**Task brief**
Every line below that has "puede" in it should be copied.

Page and application data records
╭──
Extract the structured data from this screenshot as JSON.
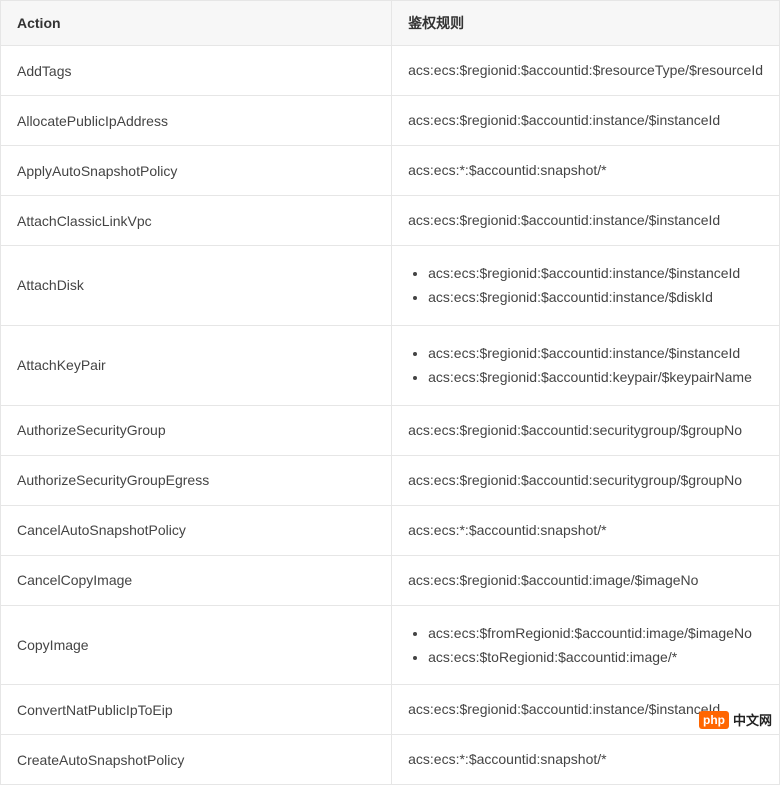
{
  "table": {
    "headers": {
      "action": "Action",
      "rule": "鉴权规则"
    },
    "rows": [
      {
        "action": "AddTags",
        "multi": false,
        "rules": [
          "acs:ecs:$regionid:$accountid:$resourceType/$resourceId"
        ]
      },
      {
        "action": "AllocatePublicIpAddress",
        "multi": false,
        "rules": [
          "acs:ecs:$regionid:$accountid:instance/$instanceId"
        ]
      },
      {
        "action": "ApplyAutoSnapshotPolicy",
        "multi": false,
        "rules": [
          "acs:ecs:*:$accountid:snapshot/*"
        ]
      },
      {
        "action": "AttachClassicLinkVpc",
        "multi": false,
        "rules": [
          "acs:ecs:$regionid:$accountid:instance/$instanceId"
        ]
      },
      {
        "action": "AttachDisk",
        "multi": true,
        "rules": [
          "acs:ecs:$regionid:$accountid:instance/$instanceId",
          "acs:ecs:$regionid:$accountid:instance/$diskId"
        ]
      },
      {
        "action": "AttachKeyPair",
        "multi": true,
        "rules": [
          "acs:ecs:$regionid:$accountid:instance/$instanceId",
          "acs:ecs:$regionid:$accountid:keypair/$keypairName"
        ]
      },
      {
        "action": "AuthorizeSecurityGroup",
        "multi": false,
        "rules": [
          "acs:ecs:$regionid:$accountid:securitygroup/$groupNo"
        ]
      },
      {
        "action": "AuthorizeSecurityGroupEgress",
        "multi": false,
        "rules": [
          "acs:ecs:$regionid:$accountid:securitygroup/$groupNo"
        ]
      },
      {
        "action": "CancelAutoSnapshotPolicy",
        "multi": false,
        "rules": [
          "acs:ecs:*:$accountid:snapshot/*"
        ]
      },
      {
        "action": "CancelCopyImage",
        "multi": false,
        "rules": [
          "acs:ecs:$regionid:$accountid:image/$imageNo"
        ]
      },
      {
        "action": "CopyImage",
        "multi": true,
        "rules": [
          "acs:ecs:$fromRegionid:$accountid:image/$imageNo",
          "acs:ecs:$toRegionid:$accountid:image/*"
        ]
      },
      {
        "action": "ConvertNatPublicIpToEip",
        "multi": false,
        "rules": [
          "acs:ecs:$regionid:$accountid:instance/$instanceId"
        ]
      },
      {
        "action": "CreateAutoSnapshotPolicy",
        "multi": false,
        "rules": [
          "acs:ecs:*:$accountid:snapshot/*"
        ]
      }
    ]
  },
  "logo": {
    "badge": "php",
    "text": "中文网"
  }
}
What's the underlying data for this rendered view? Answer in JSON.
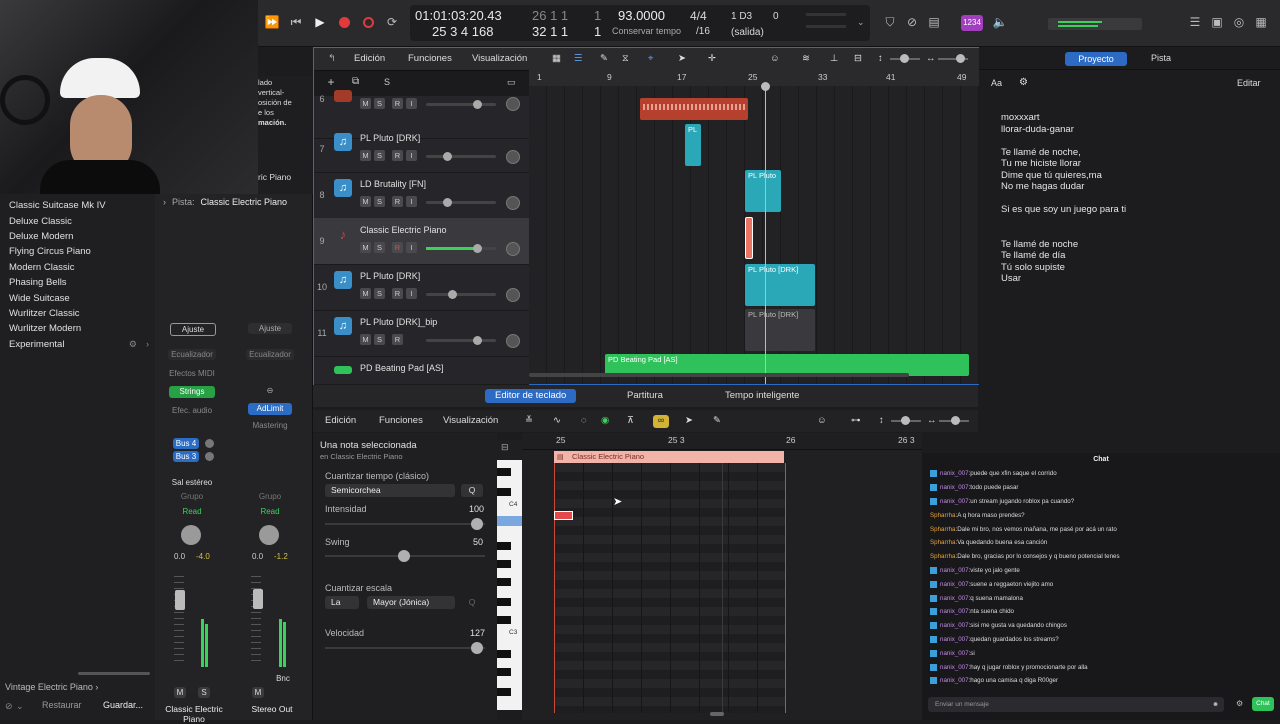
{
  "transport": {
    "time": "01:01:03:20.43",
    "bars": "25  3  4  168",
    "pos_top": "26  1  1",
    "pos_top2": "1",
    "pos_bottom": "32  1  1",
    "pos_bottom2": "1",
    "tempo": "93.0000",
    "tempo_label": "Conservar tempo",
    "signature": "4/4",
    "division": "/16",
    "key": "1 D3",
    "key_val": "0",
    "output": "(salida)",
    "badge": "1234"
  },
  "library": {
    "items": [
      "Classic Suitcase Mk IV",
      "Deluxe Classic",
      "Deluxe Modern",
      "Flying Circus Piano",
      "Modern Classic",
      "Phasing Bells",
      "Wide Suitcase",
      "Wurlitzer Classic",
      "Wurlitzer Modern",
      "Experimental"
    ],
    "footer_path": "Vintage Electric Piano",
    "restore": "Restaurar",
    "save": "Guardar..."
  },
  "webcam_overlay": {
    "lines": [
      "lado",
      "vertical-",
      "osición de",
      "e los",
      "mación."
    ],
    "tail": "ric Piano"
  },
  "inspector": {
    "track_label": "Pista:",
    "track_value": "Classic Electric Piano",
    "ajuste1": "Ajuste",
    "ajuste2": "Ajuste",
    "eq1": "Ecualizador",
    "eq2": "Ecualizador",
    "midi_fx": "Efectos MIDI",
    "strings": "Strings",
    "adlimit": "AdLimit",
    "fx_audio": "Efec. audio",
    "mastering": "Mastering",
    "bus4": "Bus 4",
    "bus3": "Bus 3",
    "sal": "Sal estéreo",
    "grupo1": "Grupo",
    "grupo2": "Grupo",
    "read1": "Read",
    "read2": "Read",
    "pan1a": "0.0",
    "pan1b": "-4.0",
    "pan2a": "0.0",
    "pan2b": "-1.2",
    "m1": "M",
    "s1": "S",
    "m2": "M",
    "bnc": "Bnc",
    "ch1": "Classic Electric Piano",
    "ch2": "Stereo Out"
  },
  "tracks_toolbar": {
    "edicion": "Edición",
    "funciones": "Funciones",
    "visualizacion": "Visualización"
  },
  "ruler": [
    "1",
    "9",
    "17",
    "25",
    "33",
    "41",
    "49"
  ],
  "tracks": [
    {
      "num": "6",
      "name": ""
    },
    {
      "num": "7",
      "name": "PL Pluto [DRK]"
    },
    {
      "num": "8",
      "name": "LD Brutality [FN]"
    },
    {
      "num": "9",
      "name": "Classic Electric Piano"
    },
    {
      "num": "10",
      "name": "PL Pluto [DRK]"
    },
    {
      "num": "11",
      "name": "PL Pluto [DRK]_bip"
    },
    {
      "num": "",
      "name": "PD Beating Pad [AS]"
    }
  ],
  "regions": {
    "r1": "PL",
    "r2": "PL Pluto",
    "r3": "PL Pluto [DRK]",
    "r4": "PL Pluto [DRK]",
    "r5": "PD Beating Pad [AS]"
  },
  "right_panel": {
    "tab_project": "Proyecto",
    "tab_track": "Pista",
    "aa": "Aa",
    "edit": "Editar",
    "lyrics": [
      "moxxxart",
      "llorar-duda-ganar",
      "",
      "Te llamé de noche,",
      "Tu me hiciste llorar",
      "Dime que tú quieres,ma",
      "No me hagas dudar",
      "",
      "Si es que soy un juego para ti",
      "",
      "",
      "Te llamé de noche",
      "Te llamé de día",
      "Tú solo supiste",
      "Usar"
    ]
  },
  "editor_tabs": {
    "piano_roll": "Editor de teclado",
    "score": "Partitura",
    "smart_tempo": "Tempo inteligente"
  },
  "editor_toolbar": {
    "edicion": "Edición",
    "funciones": "Funciones",
    "visualizacion": "Visualización"
  },
  "editor_side": {
    "selected": "Una nota seleccionada",
    "selected_sub": "en Classic Electric Piano",
    "quant_time": "Cuantizar tiempo (clásico)",
    "quant_val": "Semicorchea",
    "q1": "Q",
    "intensity": "Intensidad",
    "intensity_val": "100",
    "swing": "Swing",
    "swing_val": "50",
    "quant_scale": "Cuantizar escala",
    "scale_root": "La",
    "scale_mode": "Mayor (Jónica)",
    "q2": "Q",
    "velocity": "Velocidad",
    "velocity_val": "127"
  },
  "piano_roll": {
    "ruler": [
      "25",
      "25 3",
      "26",
      "26 3"
    ],
    "region": "Classic Electric Piano",
    "c4": "C4",
    "c3": "C3"
  },
  "chat": {
    "title": "Chat",
    "input_placeholder": "Enviar un mensaje",
    "send": "Chat",
    "messages": [
      {
        "user": "nanix_007",
        "text": "puede que xfin saque el corrido"
      },
      {
        "user": "nanix_007",
        "text": "todo puede pasar"
      },
      {
        "user": "nanix_007",
        "text": "un stream jugando roblox pa cuando?"
      },
      {
        "user": "Spharrha",
        "text": "A q hora maso prendes?"
      },
      {
        "user": "Spharrha",
        "text": "Dale mi bro, nos vemos mañana, me pasé por acá un rato"
      },
      {
        "user": "Spharrha",
        "text": "Va quedando buena esa canción"
      },
      {
        "user": "Spharrha",
        "text": "Dale bro, gracias por lo consejos y q bueno potencial tenes"
      },
      {
        "user": "nanix_007",
        "text": "viste yo jalo gente"
      },
      {
        "user": "nanix_007",
        "text": "suene a reggaeton viejito amo"
      },
      {
        "user": "nanix_007",
        "text": "q suena mamalona"
      },
      {
        "user": "nanix_007",
        "text": "nta suena chido"
      },
      {
        "user": "nanix_007",
        "text": "sisi me gusta va quedando chingos"
      },
      {
        "user": "nanix_007",
        "text": "quedan guardados los streams?"
      },
      {
        "user": "nanix_007",
        "text": "si"
      },
      {
        "user": "nanix_007",
        "text": "hay q jugar roblox y promocionarte por alla"
      },
      {
        "user": "nanix_007",
        "text": "hago una camisa q diga R00ger"
      }
    ]
  },
  "colors": {
    "accent_blue": "#2c6ac4",
    "teal": "#2aa8b8",
    "green": "#2fc25b",
    "red_region": "#b5402e"
  }
}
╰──
**Answer area**
        "text": "puede que xfin saque el corrido"
        "text": "todo puede pasar"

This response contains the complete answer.